newton's first law when an object is in motion, it will rematin in motion until there is outside force that acts upon it
newton's second law the relationship between an objects mass, acceleration, and applied force. continuity of movement is reponsible for the maximum force of velocity
newton's third law for every action there is an equal and opposite reaction if one object exerts a force on a second object, the second object exerts an equal force but in the opposite direction
gravity center of the human body.
friction resistence of motion of two moving objects
muscular strength amount of force exerted with muscles movements can be dynamic or static
endurance ability to sustain physical effort for long periods of time
flexibility movement of joints and muscles move through a full range of motion; helps prevent injury and improves posture
body composition proportion of body fat to learn muscule
cardio-respiratory (aerobic) CR endurance ability of the heart, blood vessels and respiratory system to sustain work by delivering oxygen and nutrients to the tissue of the body over a period of time
target heart rate 220 -your age * .70-.85
fitt frequency, intensity, time, type of activity
safe environment for pe physical environment (safety equipment, class size, supervision) + psychological environment: feel emotionally and socially safe
effective classroom management for pe promote student engagement, max. instructional effectiveness by carefully and systematically planning and providing the time and opportunity for learning to ocur
fitness activities should include warm up, instructional components, physical activity, cool don, and discussion/evaluation
avg physical changes that occur in children early childhood: rapid growth from infancy to early childhood; middle childhood: slow and stead growth; puberty: rapid growth spurts
gender differences boys peak at 13-15 yo; girls around 11-13
self responsibility promoting responsibility for one's self including self-appraisal
goal setting setting and achieving realistic, personal fitness goals
social interaction communication, cooperation, encouraging and praising others, practicing respectful criticism, accepting individual differences
group interaction fostering social concepts of supportive learning as a group team, form group decisions, respecting rules, exhibiting good sportsmanship
Created by: msanpedro54
Popular Standardized Tests sets
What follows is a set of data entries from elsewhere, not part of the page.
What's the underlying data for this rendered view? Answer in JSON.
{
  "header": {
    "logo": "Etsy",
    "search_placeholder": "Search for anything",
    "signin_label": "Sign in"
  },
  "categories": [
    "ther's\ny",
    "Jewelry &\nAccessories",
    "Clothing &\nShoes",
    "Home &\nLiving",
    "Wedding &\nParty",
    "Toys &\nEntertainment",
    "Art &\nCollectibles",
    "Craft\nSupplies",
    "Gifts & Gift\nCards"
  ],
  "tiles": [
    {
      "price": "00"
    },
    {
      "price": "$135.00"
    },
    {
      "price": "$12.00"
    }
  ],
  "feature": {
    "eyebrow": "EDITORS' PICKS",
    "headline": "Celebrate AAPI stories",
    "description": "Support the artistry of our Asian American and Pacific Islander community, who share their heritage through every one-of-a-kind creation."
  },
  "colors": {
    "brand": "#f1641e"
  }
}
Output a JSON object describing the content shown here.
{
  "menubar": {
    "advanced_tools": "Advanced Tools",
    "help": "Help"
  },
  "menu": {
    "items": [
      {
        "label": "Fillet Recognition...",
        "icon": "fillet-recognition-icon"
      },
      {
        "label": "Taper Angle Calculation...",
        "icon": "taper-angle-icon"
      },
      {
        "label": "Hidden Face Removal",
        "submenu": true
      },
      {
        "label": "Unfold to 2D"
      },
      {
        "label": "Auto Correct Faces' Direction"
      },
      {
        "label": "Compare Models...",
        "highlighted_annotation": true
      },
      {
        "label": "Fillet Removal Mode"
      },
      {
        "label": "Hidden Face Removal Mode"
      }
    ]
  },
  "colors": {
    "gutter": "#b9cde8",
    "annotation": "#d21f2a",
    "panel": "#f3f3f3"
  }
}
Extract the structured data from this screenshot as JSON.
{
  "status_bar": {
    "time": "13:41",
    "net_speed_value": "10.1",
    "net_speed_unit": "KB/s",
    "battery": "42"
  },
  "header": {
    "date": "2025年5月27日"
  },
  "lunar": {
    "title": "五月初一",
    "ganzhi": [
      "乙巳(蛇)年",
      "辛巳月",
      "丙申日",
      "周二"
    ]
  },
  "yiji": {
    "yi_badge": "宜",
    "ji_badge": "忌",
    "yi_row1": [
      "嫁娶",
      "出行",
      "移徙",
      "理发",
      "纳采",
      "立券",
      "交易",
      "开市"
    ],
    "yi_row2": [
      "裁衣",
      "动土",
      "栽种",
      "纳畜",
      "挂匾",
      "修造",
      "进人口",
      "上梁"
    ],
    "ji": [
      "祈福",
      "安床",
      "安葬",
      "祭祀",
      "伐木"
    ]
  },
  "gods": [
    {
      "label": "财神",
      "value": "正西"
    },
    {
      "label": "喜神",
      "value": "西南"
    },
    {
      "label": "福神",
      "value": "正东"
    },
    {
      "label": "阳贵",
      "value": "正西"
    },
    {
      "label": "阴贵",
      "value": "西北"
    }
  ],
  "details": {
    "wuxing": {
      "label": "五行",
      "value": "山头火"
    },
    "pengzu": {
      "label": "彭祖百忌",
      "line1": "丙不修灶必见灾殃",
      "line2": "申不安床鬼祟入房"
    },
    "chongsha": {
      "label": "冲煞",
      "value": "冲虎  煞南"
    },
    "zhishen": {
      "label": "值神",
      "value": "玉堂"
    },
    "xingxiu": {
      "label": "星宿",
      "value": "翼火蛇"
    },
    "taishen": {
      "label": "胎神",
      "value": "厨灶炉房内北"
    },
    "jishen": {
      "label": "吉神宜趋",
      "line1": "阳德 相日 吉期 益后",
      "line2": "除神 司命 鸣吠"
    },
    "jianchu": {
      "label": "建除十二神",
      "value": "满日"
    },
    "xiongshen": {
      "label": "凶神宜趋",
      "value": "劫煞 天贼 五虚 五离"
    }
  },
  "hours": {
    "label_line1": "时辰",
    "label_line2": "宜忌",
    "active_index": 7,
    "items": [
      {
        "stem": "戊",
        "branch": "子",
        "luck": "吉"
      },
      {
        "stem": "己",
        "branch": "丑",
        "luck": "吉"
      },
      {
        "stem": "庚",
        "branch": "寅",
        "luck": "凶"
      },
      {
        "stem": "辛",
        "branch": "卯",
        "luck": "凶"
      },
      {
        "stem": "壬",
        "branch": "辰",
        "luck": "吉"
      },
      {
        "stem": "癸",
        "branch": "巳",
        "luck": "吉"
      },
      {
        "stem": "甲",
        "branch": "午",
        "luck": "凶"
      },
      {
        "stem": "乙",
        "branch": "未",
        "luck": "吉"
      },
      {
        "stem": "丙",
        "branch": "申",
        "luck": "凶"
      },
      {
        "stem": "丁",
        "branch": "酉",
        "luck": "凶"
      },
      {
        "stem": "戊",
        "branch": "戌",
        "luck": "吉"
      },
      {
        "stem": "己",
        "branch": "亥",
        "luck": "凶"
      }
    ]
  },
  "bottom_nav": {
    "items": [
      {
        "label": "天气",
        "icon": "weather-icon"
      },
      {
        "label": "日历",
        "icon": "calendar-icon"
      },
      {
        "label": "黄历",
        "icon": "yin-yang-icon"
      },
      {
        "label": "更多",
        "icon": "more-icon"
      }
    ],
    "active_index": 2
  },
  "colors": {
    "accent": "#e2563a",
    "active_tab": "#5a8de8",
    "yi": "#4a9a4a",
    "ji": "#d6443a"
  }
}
Use these flashcards to help memorize information. Look at the large card and try to recall what is on the other side. Then click the card to flip it. If you knew the answer, click the green Know box. Otherwise, click the red Don't know box.

When you've placed seven or more cards in the Don't know box, click "retry" to try those cards again.

If you've accidentally put the card in the wrong box, just click on the card to take it out of the box.

You can also use your keyboard to move the cards as follows:

If you are logged in to your account, this website will remember which cards you know and don't know so that they are in the same box the next time you log in.

When you need a break, try one of the other activities listed below the flashcards like Matching, Snowman, or Hungry Bug. Although it may feel like you're playing a game, your brain is still making more connections with the information to help you out.

To see how well you know the information, try the Quiz or Test activity.

Pass complete!
"Know" box contains:
Time elapsed:
restart all cards